(Interface dataset entries)
BEGIN
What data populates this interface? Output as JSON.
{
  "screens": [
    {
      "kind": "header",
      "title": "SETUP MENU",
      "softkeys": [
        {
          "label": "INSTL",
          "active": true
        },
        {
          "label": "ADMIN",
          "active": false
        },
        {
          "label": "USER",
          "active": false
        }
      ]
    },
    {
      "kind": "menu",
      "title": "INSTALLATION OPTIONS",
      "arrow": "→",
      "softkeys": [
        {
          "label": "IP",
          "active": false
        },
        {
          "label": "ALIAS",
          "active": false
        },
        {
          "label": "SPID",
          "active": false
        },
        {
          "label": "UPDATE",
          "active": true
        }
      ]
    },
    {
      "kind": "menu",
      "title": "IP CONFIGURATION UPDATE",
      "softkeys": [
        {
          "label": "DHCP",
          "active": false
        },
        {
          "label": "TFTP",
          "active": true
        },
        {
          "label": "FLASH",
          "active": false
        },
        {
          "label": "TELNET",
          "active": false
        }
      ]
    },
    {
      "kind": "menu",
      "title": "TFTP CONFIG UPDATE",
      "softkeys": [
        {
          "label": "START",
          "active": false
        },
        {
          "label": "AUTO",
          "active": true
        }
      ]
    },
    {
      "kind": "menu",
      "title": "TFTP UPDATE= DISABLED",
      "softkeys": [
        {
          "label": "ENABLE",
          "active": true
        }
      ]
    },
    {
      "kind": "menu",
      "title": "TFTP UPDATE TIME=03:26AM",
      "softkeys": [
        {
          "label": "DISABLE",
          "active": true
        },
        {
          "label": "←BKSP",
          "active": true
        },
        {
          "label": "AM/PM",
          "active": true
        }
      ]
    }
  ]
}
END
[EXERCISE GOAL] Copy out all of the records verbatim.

[PROBLEM SOLUTION]
What data populates this interface? Output as JSON.
{
  "screens": [
    {
      "kind": "header",
      "title": "SETUP MENU",
      "softkeys": [
        {
          "label": "INSTL",
          "active": true
        },
        {
          "label": "ADMIN",
          "active": false
        },
        {
          "label": "USER",
          "active": false
        }
      ]
    },
    {
      "kind": "menu",
      "title": "INSTALLATION OPTIONS",
      "arrow": "→",
      "softkeys": [
        {
          "label": "IP",
          "active": false
        },
        {
          "label": "ALIAS",
          "active": false
        },
        {
          "label": "SPID",
          "active": false
        },
        {
          "label": "UPDATE",
          "active": true
        }
      ]
    },
    {
      "kind": "menu",
      "title": "IP CONFIGURATION UPDATE",
      "softkeys": [
        {
          "label": "DHCP",
          "active": false
        },
        {
          "label": "TFTP",
          "active": true
        },
        {
          "label": "FLASH",
          "active": false
        },
        {
          "label": "TELNET",
          "active": false
        }
      ]
    },
    {
      "kind": "menu",
      "title": "TFTP CONFIG UPDATE",
      "softkeys": [
        {
          "label": "START",
          "active": false
        },
        {
          "label": "AUTO",
          "active": true
        }
      ]
    },
    {
      "kind": "menu",
      "title": "TFTP UPDATE= DISABLED",
      "softkeys": [
        {
          "label": "ENABLE",
          "active": true
        }
      ]
    },
    {
      "kind": "menu",
      "title": "TFTP UPDATE TIME=03:26AM",
      "softkeys": [
        {
          "label": "DISABLE",
          "active": true
        },
        {
          "label": "←BKSP",
          "active": true
        },
        {
          "label": "AM/PM",
          "active": true
        }
      ]
    }
  ]
}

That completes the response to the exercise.